The awards were created in 2004 by University Trustee emeritus Gerry Lenfest, Law ’58, Hon. ’09, and Nicholas Dirks, then-executive vice president for the Arts and Sciences, to acknowledge exemplary teaching.
The winners were history professor Christine Philliou, CC ’94; English and comparative literature professor Erik Gray; biology and chemistry professor Brent Stockwell, French professor Joanna Stalnaker; psychology professor Valerie Purdie-Vaughns, CC ’93; earth and environmental sciences professor Peter Kelemen; art and archeology professor Ioannis Mylonopoulos; biology professor Rafael Yuste; history professor Elizabeth Blackmar; and political science department chair Virginia Page Fortna.
This year’s winners, announced in a press release on Friday, will receive $25,000 each, made possible by Lenfest’s $12 million donation.
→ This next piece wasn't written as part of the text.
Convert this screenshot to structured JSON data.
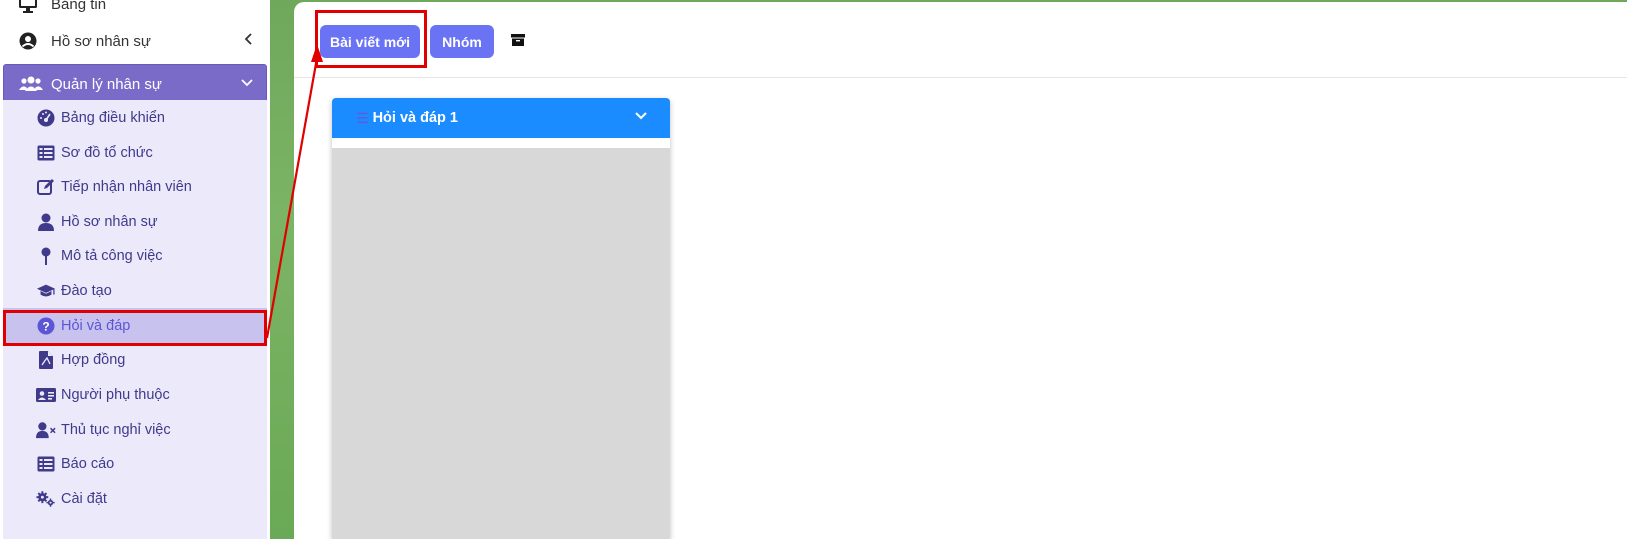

The winners were either nominated by students or their department chairs.
Philliou came to Columbia in 2006, and specializes in post-16th century history of the Middle East, the Ottoman Empire, and the post-Ottoman Balkans. She has taught history courses on Turkey and the Ottoman Empire, and is teaching a comparative literature course on Greece this semester.
Gray, who joined Columbia’s faculty in 2004, teaches Romantic and Victorian poetry and is currently researching the development of Western love poetry.
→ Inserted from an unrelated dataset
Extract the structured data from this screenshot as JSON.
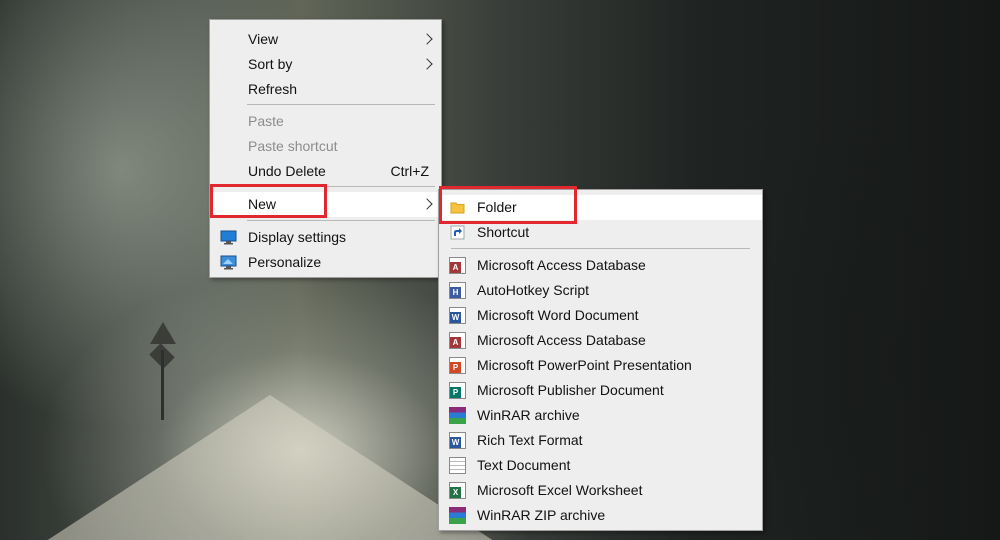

Stockwell, a faculty member since 2004 who also chairs Provost John Coatsworth’s Faculty Advisory Committee, teaches a biochemistry course on the structure and metabolism of proteins. His research focuses on proteins that cannot be treated with drugs.
Stalnaker, who joined Columbia’s French department in 2002, teaches French literature courses on Rousseau and the Enlightenment. She also directs the Master’s in History and Literature program and the Master’s in Global French Studies, housed at Columbia’s Paris global center.
Yuste, who focuses his research on pathological brains process and neural activities, teaches undergraduate courses on brain circuits. He came to Columbia in 1996 and also serves as the co-director of the Kavli Institute for Brain Science.
Purdie-Vaughns returned to her alma mater in 2009 and teaches social psychology courses. She is interested in the relationship between behavior and the experiences of minority groups.
Kelemen, who teaches courses on sustainable development and earth resources, came to Columbia in 2004. His research on the mineral composition of the earth’s crust has taken him to India, Alaska, and Greenland.
Fortna, who joined the political science department in 1999, teaches international politics and courses about the effects of the termination of war—the focus of her research. She is also a member of the Arnold A. Saltzman Institute of War and Peace Studies.
Blackmar has been teaching at Columbia since 1983 and is known for her history lecture course, Making of the Modern American landscape. Blackmar also holds workshops to graduate students to prepare them for professional jobs in history.